– St. Augustine 354 AD
As Emily Dickinson wrote, “To live is so startling it leaves little time for anything else.” Yet I’ve found myself drawn back into the familiar trudge of being a homebody, being slave to depression and poverty, while wistfully sighing over the seemingly endless stream of far-away adventuring Instragrammers with their sunshine filled exotic adventures. As someone who once traveled across the world alone and knows the soul-filling capacity of travel, my heart aches much these days.
As a child, time seemed to be vague, ambigious at best. There was a sunrise and a sunset, but at the end of the day, time did not seem to exist outside of homework deadlines and afternoon snack. Until adulthood, I never really took notice of its passage. It was seemingly effortless, not affecting me in a way I could comprehend. Yes, I would technically get older each year and progress to a new grade, new classes, etc. But in the broader sense, not much changed. I still lived in the same house, the same town, went to the same stores, had the same friends – a time “bubble” if you will.
Events in our lives happen in a given sequence in time, but their significance to ourselves find their own order through the continuous thread of revelation. The latter part happening more rapidly as of late. College ushered in a new book in my life as I lived on my own for the first time and then leapt across the world to the far reaches of New Zealand with nary a thought to normalcy. Although I returned with my tail between my legs due to being victim to being abroad during the global economic collapse and my own declining health, the lessons I learned from living alone overseas shaped the foundations of the adult I am today.
The chapters of childhood have long closed and the written pages are being crafted of my life as an adult. It was not at all what I was expecting. Now I fully understand many adult’s depressed desires to return to a youthful state. I did not take into account just how much I had taken for granted when I was younger. Naturally I had the childhood bruises and scraped knees, but nothing from the eyes of a child can prepare you for the pain of heartbreak, destitution, of dealing with friends’ suicides, drug addictions, overdoses, and having your own body ripped apart. (Not to mention the fiscal, emotional, mental, and societal responsibilities of being an adult).

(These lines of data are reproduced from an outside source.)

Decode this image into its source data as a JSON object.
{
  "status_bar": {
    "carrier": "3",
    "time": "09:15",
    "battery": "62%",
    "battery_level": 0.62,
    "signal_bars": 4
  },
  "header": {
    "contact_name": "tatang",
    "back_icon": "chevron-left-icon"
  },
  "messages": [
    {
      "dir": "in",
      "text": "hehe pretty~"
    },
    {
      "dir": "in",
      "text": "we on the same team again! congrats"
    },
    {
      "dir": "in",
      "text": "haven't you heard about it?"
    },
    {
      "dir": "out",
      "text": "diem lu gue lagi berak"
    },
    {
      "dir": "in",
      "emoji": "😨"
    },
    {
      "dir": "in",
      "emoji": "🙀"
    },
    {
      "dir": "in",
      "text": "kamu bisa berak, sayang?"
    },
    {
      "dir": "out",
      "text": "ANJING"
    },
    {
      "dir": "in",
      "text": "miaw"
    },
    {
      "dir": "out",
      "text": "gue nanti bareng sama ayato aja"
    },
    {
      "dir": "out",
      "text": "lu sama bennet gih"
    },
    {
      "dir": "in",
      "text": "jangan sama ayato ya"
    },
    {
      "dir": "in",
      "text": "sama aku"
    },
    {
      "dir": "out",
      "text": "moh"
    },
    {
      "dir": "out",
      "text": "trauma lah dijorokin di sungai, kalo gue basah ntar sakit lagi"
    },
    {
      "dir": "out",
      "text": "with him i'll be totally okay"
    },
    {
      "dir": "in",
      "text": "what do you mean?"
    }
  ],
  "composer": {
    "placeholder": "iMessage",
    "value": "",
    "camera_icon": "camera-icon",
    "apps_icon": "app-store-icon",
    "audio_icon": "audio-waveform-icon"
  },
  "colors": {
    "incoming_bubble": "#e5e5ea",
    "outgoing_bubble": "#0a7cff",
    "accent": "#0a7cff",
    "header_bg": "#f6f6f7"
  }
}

I’ve realised that half our life is spent trying to find something to do with the time we have rushed through life trying to save.
Still, I find myself wondering if my time is well spent. Much gets sacrificed to my disabilities or unfortunate mental health that I find myself grabbing for social media as priority over the movement of my own two feet. It’s easy. It’s comfortable. It’s safe.
Not in the slightest. I find myself longing for something much, much bigger. Now that’s not to say I have not grasped it on occasion. Between the new experiences of work on film sets and the intermittent thrills of photographing cosplays in the wild, I get to dip my toe back into adventure. But my heart longs for more.
What’s a poor girl to do?
After much debate, I’ve decided I’m going to embrace the locale I currently reside rather than constantly have my eyes coveting far away destinations out of my monetary reach. There is SO MUCH richness that Georgia has to offer in a wide variety of backgrounds. From towering stone ruins to mini grand canyons to the largest Indian temple outside of India to the one of the largest blooming of cherry trees outside of Japan. I want to connect with more local photographers, local historical sites, local bloggers, local natural wonders! (If you’re local and want to collaborate, please message me or leave a comment!)
Though it wouldn’t be me if there wasn’t some aspect of geekery involved. I’m sure the word “travel blogger” brings particular image to mind, especially in regards to Instagram. A solitary figure (usually female) admist a sprawling vast wilderness or exotic landscape, bedecked in a flowing dress and matching hair. While it may be a cliched image these days, I still love it. The images provoke a feeling, a stirring within me (be that wonder, awe, or jealousy). The twist I’d like to bring to the table is to mimic the same style, but instead of it just being yours truly as the figure (because let’s face it, I would be lost in the sea of white female Instagrammers), it would be me as various fandom characters; like Lara Croft, Carmen Sandiego, Daenerys, Belle, Bladerunner, etc.
The internet boasts a lot of travel bloggers as it stands, each trying to make their stamp of individuality. This is mine. For I am not content to simply stand by to watch others have adventures or to relegate costumes to convention halls. (One of my favourite experiences to date is still wandering up the densely fog covered Stone Mountain in my Rey costume. A dismally grey day that would’ve otherwise kept me bound to bed.)
So in conclusion…
There is no time like the present. Let’s go on an Adventure!